### PROBLEM REQUIREMENTS
Check each line below for "author" and give the count of those that have it, nothing else.

### SOURCE DATA
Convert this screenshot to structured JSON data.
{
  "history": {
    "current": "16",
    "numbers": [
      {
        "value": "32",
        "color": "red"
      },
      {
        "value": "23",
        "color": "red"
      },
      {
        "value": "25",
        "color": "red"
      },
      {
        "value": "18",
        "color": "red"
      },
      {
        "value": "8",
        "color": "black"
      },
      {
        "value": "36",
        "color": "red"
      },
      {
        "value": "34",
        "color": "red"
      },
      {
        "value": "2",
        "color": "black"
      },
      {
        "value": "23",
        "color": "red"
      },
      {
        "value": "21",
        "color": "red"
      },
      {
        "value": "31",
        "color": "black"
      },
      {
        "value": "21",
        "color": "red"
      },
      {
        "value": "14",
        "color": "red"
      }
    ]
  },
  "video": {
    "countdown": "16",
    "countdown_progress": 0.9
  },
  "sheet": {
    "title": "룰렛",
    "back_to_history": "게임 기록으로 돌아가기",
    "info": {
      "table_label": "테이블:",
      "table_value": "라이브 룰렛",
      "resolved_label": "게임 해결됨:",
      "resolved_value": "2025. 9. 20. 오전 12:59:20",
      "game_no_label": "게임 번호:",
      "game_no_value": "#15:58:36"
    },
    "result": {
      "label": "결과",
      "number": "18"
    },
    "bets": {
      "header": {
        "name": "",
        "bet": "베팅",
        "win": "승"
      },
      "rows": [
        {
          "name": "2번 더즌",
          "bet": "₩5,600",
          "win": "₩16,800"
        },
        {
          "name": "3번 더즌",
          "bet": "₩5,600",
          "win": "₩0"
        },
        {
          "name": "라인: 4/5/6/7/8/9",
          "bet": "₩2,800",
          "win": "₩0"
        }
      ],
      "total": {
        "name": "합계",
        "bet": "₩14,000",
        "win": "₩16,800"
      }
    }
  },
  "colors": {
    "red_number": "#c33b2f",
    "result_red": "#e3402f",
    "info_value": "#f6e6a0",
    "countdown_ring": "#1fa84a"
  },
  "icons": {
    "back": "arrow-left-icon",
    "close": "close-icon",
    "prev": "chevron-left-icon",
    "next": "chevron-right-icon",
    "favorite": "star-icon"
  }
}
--
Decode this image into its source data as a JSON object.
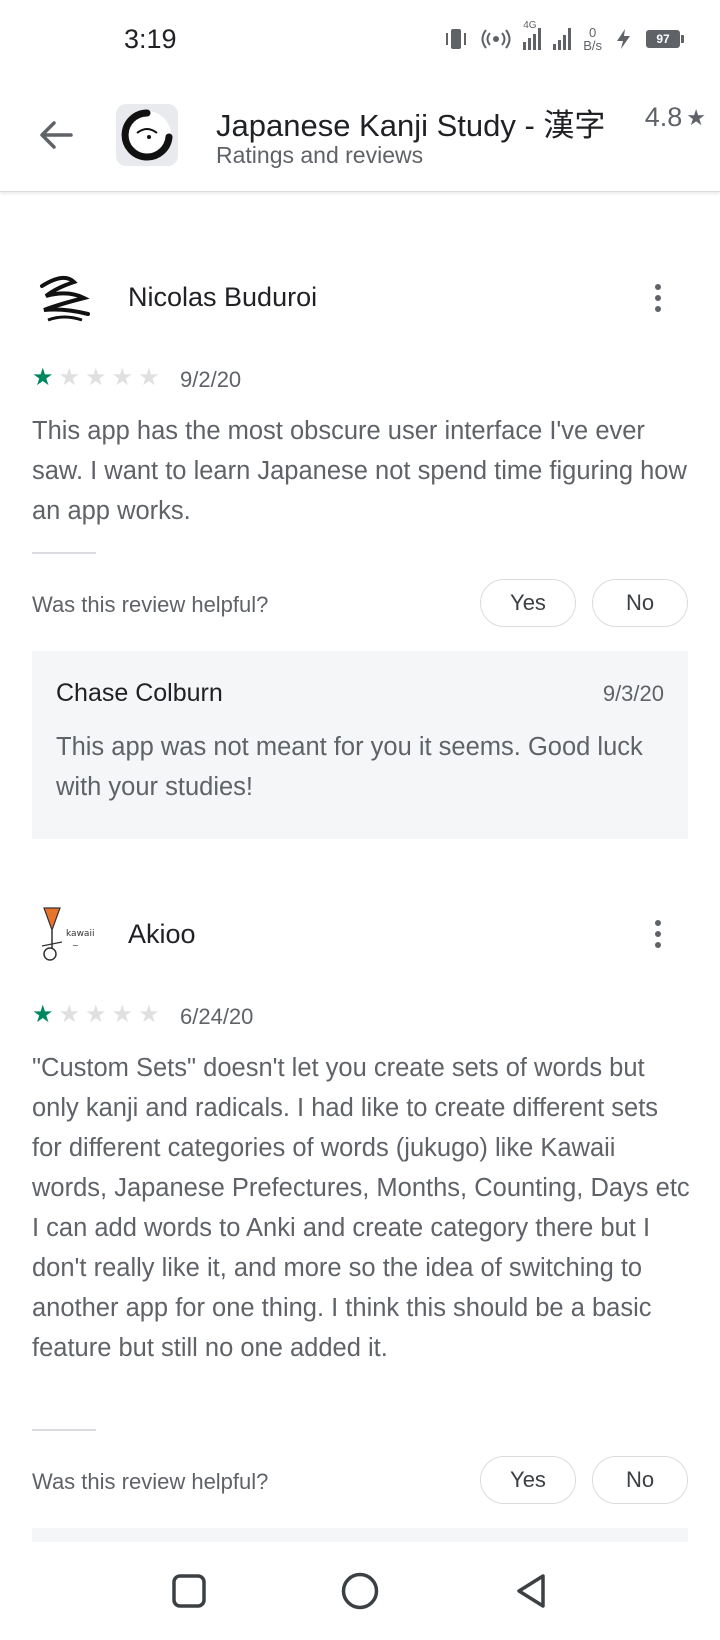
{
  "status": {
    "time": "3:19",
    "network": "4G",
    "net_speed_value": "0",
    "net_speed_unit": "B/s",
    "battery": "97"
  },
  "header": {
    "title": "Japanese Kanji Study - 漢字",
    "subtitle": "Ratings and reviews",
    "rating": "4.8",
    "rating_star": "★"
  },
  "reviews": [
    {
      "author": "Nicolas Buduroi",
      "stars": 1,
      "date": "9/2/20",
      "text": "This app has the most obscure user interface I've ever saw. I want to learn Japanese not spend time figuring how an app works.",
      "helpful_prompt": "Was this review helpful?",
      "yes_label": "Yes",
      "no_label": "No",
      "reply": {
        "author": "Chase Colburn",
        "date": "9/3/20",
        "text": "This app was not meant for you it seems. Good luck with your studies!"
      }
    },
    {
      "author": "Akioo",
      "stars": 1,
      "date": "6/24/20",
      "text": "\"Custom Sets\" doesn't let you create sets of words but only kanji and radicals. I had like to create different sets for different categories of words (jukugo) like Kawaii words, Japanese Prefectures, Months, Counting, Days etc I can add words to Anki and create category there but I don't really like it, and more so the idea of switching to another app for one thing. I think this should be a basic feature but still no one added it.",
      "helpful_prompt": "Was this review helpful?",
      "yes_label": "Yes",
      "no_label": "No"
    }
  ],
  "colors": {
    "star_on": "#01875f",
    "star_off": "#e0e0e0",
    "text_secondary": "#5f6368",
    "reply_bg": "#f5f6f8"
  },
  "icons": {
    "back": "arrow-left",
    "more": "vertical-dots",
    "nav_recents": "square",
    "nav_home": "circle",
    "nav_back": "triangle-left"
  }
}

### WRITTEN REPLY
3